Know Your Latin: Vice Versa


How many words of Latin origin are there in the English language? It’s a tough question—no one has actually counted them. Estimates go from under 30 percent to up to 60 percent—when combined with Greek. And there’s always the question of whether words with Latin roots that came into English from French should be counted at all. But one thing’s for sure: there are lots of them. Some are harder to determine because they changed their form over time, but others were lifted directly from Latin and to this day retain their original spelling and meaning. Sometimes, they survived as part of a phrase, which is the case with vice versa.

Meaning of Vice Versa and How to Use It

Vice versa (pronounced VI-sa VER-sa or VICE VER-sa) is an adverbial phrase that means “the other way around.” It is commonly used with the conjunctions “and” and “or,” although you can also use it with the adverb “not” to say “not the other way around.” When writing the phrase, you are not required to write it in italics because it is so well established in English (and in many other European languages, for that matter). You don’t have to hyphenate it, either. It’s always written as two separate words.
Vice versa started appearing in English manuscripts in the late sixteenth or early seventeenth century. The vice part of the phrase comes from the Latin word vicis, which means “succession,” among other things, and the verb vertere, which means to turn.


Good and evil are not fixed, stable entities, but are continually trading places. A good may be transformed into an evil in the next second. And vice versa.
—Haruki Murakami, 1Q84

What makes a hero? Courage, strength, morality, withstanding adversity? Are these the traits that truly show and create a hero? Is the light truly the source of darkness or vice versa?
—Fyodor Dostoyevsky, Notes from Underground, White Nights, The Dream of a Ridiculous Man, and Selections from The House of the Dead

What can it matter to me, that I succeed or fail? The undertaking is none of mine, if they want me to succeed I’ll fail, and vice versa, so as not to be rid of my tormentors.
—Samuel Beckett, Molloy, Malone Dies, The Unnamable

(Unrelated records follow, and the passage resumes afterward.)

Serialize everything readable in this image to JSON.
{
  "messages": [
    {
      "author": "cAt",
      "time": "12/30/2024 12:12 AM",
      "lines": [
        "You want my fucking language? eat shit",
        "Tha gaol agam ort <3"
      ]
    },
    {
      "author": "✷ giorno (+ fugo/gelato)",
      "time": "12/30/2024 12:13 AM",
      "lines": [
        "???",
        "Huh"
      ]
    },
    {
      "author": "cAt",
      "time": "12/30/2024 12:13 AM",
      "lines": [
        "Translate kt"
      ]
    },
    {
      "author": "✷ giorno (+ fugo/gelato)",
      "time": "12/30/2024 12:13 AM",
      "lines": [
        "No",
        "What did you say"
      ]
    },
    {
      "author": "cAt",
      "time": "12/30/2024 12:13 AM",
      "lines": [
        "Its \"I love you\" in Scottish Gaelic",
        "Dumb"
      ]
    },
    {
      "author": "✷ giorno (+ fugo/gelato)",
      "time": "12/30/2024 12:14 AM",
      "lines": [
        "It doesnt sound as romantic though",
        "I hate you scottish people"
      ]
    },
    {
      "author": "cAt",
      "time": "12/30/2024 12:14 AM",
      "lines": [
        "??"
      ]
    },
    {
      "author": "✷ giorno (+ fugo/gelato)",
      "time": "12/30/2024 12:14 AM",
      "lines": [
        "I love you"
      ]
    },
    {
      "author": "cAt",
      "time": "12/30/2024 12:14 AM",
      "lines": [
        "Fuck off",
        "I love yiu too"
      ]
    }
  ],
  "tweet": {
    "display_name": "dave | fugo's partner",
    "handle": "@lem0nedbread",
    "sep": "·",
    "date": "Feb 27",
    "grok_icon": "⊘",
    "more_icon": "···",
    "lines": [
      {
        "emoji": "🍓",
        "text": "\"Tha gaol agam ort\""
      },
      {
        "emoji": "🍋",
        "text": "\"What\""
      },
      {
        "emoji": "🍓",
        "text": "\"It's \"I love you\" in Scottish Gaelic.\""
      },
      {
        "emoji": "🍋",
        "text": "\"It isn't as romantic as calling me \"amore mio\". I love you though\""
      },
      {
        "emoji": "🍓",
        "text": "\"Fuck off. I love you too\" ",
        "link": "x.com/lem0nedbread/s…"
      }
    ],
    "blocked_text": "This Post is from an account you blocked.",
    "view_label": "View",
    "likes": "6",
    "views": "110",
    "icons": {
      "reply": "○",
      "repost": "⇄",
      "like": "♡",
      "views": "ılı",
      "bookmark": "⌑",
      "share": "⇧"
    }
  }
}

All of which makes sense for Apple, of course, but it pushes people with iPhones who want to chat to friends on Android (or vice versa) towards alternative, cross-platform solutions like WhatsApp, Facebook Messenger or even Google Hangouts.

An Oregon judge has allowed a 52-year-old retired Army tank mechanic to change gender identity. Not from male to female, or vice versa. But to a new, third gender.

If that object didn’t fall out when it should have, or vice versa, the cat ended up staring at the container for a longer period of time.
The Huffington Post

The post Know Your Latin: Vice Versa appeared first on Grammarly Blog.

from Grammarly Blog


Leave a Reply

Fill in your details below or click an icon to log in: Logo

You are commenting using your account. Log Out / Change )

Twitter picture

You are commenting using your Twitter account. Log Out / Change )

Facebook photo

You are commenting using your Facebook account. Log Out / Change )

Google+ photo

You are commenting using your Google+ account. Log Out / Change )

Connecting to %s